## EXERCISE BRIEF:
The answer must consist of each line of the records below that contains the string "menu".

--- RECORDED DATA Enclosed Below ---

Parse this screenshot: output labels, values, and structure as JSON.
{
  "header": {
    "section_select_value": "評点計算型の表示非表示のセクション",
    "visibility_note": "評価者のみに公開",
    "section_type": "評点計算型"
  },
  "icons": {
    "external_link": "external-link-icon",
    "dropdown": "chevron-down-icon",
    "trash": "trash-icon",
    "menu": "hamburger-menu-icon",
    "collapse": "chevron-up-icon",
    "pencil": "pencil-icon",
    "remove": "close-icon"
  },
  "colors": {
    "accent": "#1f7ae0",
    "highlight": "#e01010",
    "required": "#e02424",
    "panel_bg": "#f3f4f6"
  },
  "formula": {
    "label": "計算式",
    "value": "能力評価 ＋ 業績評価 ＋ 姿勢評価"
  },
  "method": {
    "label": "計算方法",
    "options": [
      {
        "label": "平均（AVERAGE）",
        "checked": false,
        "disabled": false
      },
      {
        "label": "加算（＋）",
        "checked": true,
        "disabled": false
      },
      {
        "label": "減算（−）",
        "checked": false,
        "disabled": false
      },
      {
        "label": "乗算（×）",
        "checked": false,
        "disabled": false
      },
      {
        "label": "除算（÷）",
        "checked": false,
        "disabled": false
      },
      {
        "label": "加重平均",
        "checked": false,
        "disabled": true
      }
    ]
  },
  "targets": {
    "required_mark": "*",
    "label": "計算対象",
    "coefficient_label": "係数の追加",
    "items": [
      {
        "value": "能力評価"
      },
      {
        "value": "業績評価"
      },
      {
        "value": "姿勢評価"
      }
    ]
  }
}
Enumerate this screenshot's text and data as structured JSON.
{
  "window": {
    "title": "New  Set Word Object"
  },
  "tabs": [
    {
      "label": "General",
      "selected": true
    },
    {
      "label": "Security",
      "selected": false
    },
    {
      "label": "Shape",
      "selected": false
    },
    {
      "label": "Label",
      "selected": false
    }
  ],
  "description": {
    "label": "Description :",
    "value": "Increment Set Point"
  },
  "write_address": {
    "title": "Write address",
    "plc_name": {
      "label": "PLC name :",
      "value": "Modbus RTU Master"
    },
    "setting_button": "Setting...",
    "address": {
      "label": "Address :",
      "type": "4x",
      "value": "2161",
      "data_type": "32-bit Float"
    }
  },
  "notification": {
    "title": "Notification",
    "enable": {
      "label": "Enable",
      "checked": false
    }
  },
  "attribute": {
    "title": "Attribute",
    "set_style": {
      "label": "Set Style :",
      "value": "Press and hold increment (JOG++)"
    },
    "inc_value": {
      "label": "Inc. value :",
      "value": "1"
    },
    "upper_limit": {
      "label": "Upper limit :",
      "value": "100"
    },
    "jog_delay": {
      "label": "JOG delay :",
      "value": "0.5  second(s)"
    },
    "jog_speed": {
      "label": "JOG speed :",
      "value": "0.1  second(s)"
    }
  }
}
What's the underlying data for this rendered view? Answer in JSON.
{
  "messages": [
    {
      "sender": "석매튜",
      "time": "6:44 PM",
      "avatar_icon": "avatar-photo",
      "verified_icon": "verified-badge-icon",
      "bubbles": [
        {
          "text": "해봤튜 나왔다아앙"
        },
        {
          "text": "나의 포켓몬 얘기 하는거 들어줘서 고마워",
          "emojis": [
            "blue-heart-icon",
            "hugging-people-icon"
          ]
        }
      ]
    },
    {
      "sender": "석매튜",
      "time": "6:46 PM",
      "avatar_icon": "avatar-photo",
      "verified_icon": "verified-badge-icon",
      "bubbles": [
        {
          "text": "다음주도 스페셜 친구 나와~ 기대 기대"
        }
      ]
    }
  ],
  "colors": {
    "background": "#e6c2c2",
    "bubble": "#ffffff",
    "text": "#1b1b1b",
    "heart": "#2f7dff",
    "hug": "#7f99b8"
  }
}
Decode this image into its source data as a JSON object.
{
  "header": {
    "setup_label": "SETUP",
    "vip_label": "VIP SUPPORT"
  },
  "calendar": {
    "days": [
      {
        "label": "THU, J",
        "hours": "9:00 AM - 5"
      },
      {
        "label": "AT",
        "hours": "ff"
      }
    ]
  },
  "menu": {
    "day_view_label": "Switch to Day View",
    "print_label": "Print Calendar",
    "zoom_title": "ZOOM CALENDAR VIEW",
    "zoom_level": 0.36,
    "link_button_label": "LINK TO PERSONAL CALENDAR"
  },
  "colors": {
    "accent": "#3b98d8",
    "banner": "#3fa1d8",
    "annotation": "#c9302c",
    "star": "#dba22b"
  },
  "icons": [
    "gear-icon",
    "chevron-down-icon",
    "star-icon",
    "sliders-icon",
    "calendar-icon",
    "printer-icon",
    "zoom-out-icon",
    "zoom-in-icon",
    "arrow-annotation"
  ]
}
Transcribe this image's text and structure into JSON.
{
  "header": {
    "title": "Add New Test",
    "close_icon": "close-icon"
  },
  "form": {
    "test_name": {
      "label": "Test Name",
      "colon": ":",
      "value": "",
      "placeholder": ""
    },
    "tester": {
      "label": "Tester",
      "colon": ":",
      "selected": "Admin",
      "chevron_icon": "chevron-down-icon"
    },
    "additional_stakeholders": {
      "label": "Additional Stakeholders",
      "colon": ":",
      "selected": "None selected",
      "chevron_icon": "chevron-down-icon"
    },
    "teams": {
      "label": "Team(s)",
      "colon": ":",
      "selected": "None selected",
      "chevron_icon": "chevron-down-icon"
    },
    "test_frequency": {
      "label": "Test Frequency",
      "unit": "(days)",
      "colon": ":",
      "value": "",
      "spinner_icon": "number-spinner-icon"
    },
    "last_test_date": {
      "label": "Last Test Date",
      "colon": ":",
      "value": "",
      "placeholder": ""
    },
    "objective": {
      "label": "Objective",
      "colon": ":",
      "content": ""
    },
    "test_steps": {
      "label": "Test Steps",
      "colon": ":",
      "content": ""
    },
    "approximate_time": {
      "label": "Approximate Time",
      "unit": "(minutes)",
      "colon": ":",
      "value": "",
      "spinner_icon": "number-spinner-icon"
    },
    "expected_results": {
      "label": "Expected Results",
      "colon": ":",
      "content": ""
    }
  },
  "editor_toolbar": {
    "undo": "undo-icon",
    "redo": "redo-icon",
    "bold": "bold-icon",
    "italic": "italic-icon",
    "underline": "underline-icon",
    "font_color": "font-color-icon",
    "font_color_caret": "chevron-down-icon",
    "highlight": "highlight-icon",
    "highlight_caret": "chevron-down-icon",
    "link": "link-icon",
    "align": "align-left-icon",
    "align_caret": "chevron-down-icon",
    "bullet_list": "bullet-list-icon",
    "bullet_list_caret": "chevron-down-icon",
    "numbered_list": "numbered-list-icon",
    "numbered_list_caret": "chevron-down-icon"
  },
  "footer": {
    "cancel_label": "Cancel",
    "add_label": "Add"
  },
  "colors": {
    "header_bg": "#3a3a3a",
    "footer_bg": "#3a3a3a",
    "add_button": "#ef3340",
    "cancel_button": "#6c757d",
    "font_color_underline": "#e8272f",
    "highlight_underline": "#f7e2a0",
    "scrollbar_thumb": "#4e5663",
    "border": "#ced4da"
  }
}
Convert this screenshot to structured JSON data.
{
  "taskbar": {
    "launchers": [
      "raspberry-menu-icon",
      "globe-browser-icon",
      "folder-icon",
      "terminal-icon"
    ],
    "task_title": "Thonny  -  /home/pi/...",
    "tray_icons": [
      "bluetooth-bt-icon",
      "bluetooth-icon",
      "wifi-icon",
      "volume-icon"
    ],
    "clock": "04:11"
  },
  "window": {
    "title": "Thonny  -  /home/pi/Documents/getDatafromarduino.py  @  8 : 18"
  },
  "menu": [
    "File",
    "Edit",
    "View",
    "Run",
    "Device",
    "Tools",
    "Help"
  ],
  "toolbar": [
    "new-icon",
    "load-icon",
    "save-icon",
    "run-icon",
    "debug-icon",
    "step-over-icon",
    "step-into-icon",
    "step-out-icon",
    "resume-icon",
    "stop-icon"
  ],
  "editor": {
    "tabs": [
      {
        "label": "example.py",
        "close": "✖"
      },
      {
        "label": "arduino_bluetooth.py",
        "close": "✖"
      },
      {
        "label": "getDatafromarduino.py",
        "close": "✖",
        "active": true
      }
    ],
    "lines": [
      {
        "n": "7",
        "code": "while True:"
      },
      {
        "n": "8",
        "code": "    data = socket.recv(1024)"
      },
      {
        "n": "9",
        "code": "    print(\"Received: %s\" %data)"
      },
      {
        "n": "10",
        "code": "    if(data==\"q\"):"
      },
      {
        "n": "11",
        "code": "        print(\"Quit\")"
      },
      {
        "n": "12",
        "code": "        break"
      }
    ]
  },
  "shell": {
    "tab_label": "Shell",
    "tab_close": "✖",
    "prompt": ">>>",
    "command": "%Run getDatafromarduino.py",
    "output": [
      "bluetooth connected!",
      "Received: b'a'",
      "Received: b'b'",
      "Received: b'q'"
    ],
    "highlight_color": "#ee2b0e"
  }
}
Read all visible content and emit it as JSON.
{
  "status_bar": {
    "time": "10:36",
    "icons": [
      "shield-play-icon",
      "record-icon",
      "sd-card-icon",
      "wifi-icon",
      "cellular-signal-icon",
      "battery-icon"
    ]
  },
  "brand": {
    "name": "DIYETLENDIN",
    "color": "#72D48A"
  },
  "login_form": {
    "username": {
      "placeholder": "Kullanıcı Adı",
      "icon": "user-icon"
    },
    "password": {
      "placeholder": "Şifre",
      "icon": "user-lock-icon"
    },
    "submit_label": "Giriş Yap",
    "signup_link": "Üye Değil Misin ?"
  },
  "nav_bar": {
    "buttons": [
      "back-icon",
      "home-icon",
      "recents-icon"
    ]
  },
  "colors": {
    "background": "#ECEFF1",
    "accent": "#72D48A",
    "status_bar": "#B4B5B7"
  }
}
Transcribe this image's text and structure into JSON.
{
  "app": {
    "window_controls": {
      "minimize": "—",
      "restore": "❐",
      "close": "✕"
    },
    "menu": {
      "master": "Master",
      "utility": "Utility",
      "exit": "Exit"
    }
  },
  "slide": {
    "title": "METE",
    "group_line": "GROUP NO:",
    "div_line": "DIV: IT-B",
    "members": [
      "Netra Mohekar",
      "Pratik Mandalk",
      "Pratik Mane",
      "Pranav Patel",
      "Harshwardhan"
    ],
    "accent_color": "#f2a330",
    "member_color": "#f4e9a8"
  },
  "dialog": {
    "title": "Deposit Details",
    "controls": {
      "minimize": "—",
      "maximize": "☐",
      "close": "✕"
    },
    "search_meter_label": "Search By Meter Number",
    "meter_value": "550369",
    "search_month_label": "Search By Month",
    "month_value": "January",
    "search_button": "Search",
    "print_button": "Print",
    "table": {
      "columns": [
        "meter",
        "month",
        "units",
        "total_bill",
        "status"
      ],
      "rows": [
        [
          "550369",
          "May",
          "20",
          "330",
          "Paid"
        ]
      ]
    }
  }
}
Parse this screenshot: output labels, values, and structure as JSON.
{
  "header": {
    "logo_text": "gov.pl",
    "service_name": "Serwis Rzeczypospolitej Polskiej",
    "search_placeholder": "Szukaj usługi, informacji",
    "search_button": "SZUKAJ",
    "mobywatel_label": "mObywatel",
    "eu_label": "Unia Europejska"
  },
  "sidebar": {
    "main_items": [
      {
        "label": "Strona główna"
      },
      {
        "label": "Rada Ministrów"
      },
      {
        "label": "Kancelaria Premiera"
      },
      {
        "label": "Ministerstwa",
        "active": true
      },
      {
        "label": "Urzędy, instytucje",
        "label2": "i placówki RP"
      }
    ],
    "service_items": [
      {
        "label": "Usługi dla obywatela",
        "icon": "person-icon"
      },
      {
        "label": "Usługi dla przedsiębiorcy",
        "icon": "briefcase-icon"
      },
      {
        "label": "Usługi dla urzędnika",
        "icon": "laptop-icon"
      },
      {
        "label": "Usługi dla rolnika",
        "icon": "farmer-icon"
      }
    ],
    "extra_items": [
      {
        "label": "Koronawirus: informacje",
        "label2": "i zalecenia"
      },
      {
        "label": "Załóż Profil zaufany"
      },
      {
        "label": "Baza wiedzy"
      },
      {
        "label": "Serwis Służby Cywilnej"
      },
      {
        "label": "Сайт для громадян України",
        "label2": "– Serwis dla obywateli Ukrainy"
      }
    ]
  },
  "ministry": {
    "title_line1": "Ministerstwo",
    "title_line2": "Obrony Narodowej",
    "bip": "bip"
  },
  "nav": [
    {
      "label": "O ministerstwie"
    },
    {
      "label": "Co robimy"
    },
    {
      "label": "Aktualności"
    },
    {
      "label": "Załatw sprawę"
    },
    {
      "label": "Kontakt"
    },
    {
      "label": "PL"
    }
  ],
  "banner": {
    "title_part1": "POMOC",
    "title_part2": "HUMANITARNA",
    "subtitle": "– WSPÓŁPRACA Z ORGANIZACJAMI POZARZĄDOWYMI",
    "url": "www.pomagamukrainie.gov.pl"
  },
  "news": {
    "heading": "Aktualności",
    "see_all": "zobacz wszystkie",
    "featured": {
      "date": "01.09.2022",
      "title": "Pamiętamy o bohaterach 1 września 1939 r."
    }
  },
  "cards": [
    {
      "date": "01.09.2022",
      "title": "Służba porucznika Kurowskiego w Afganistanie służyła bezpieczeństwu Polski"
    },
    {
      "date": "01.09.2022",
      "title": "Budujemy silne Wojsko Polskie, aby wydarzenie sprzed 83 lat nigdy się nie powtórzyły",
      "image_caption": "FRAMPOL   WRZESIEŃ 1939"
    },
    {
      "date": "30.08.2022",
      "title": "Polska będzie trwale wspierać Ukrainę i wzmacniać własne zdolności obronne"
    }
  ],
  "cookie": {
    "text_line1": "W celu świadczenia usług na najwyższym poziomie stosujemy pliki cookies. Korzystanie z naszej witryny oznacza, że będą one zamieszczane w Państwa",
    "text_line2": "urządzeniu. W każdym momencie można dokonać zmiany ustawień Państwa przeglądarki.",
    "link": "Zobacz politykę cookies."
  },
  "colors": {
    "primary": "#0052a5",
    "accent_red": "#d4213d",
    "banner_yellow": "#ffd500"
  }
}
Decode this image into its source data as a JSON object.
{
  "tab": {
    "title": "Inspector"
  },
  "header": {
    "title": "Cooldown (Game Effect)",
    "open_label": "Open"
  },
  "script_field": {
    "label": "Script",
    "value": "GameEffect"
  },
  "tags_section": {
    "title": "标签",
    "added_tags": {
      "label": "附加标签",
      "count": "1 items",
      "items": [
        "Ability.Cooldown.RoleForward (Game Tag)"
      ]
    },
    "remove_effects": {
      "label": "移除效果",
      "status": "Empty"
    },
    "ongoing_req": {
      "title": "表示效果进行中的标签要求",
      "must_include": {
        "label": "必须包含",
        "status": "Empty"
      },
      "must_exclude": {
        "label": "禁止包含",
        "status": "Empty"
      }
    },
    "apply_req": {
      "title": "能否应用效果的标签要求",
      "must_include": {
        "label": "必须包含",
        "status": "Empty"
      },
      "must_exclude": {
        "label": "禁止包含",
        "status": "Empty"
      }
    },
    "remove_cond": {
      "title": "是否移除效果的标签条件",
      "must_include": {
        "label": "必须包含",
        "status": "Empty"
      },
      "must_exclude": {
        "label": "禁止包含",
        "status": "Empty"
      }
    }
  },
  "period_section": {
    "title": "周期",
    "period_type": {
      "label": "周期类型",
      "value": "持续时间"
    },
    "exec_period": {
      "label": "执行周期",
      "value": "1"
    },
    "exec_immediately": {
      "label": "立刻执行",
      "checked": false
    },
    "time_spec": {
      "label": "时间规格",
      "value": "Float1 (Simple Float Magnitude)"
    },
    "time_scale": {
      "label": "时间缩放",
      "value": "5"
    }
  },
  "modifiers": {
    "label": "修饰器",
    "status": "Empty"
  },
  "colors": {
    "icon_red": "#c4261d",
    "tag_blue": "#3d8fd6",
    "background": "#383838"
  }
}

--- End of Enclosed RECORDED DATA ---

## ANSWER TO THIS TASK:
    "menu": "hamburger-menu-icon",
  "menu": {
      "raspberry-menu-icon",
  "menu": [
    "menu": {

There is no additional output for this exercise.